In the summer of 2014, at the height of the Gaza-Israel conflict, Elish Ben-Zaken met the poet and librarian Nahum Farkash in the border town of Sderot. They spoke only briefly, but in that brief encounter, Elish might have missed the key to unraveling the case of a Sderot woman who disappeared for two days, only to reappear with no memory of her time away.
In Take Up and Read, Shimon Adaf returns to Farkash’s story. Attempting to defend the legacy of the singer Dalia Shoshan—whose murder Elish investigated several years before—Farkash tries to impede the production of a new documentary about her life. Meanwhile, he reminisces about his past, reflecting on his experiences as a young religious boy growing up in Sderot.
Fourteen years later, in a militant Israel that has been distorted by catastrophic war, Elish’s niece and nephew are haunted by their uncle’s death and the failure of his 2014 investigation. As Tahel and Oshri conduct experiments in search of the truth, they draw near to the heart of a great conspiracy.
In this masterful conclusion to the Lost Detective Trilogy, Shimon Adaf brings together futuristic biotechnology, parallel universes, and Jewish mysticism.
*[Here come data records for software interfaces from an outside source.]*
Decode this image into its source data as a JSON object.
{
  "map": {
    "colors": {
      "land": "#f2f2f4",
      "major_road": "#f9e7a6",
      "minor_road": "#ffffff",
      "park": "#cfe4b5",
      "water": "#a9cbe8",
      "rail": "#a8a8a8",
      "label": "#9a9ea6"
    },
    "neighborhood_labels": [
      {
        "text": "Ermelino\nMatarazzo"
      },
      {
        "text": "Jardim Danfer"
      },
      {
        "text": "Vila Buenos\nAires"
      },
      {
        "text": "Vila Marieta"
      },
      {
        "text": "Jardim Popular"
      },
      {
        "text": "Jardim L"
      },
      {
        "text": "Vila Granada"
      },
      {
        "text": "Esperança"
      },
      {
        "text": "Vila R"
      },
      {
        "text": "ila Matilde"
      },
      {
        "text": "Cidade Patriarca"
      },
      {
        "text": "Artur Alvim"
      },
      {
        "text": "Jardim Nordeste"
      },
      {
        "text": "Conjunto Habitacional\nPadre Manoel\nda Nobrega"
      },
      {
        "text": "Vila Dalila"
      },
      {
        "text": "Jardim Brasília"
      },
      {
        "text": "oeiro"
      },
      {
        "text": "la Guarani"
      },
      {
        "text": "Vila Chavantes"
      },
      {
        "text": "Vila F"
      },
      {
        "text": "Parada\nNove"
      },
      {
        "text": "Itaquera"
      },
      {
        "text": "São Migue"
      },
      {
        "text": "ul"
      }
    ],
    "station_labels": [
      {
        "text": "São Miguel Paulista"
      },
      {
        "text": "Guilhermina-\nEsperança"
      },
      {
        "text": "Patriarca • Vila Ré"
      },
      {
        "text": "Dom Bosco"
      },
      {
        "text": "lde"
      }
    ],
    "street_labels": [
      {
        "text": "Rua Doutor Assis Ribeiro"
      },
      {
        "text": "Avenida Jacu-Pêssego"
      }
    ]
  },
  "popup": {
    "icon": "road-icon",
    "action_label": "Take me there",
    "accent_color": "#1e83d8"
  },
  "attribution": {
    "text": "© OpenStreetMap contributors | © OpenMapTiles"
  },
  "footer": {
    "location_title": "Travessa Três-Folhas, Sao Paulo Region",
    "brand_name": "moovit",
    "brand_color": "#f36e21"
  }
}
Take Up and Read addresses a central concern of the trilogy, interrogating humankind’s tenuous grasp on the boundaries of our selves, and the arbitrary connections between the body, consciousness, and perception.
"Shimon Adaf is my literary hero, a fearless explorer with the endless curiosity of a child and the skill of an Old Master, combined to unleash strange and wonderful masterpieces on the world. In his Lost Detective Trilogy, what begins as conventional mystery becomes by degrees a brilliant deconstruction not just of genre but of our own search for meaning. Both profound and compulsively readable, these books demand to be devoured."—Lavie Tidhar, author of By Force Alone
Reviews from Goodreads
In the middle of comp class, one of my enemies stood up, no, in the middle of comp class my sworn enemy stood up and recited ridiculous rhymed couplets that swept away the boys in the religious classroom. The topic of the essay we were instructed...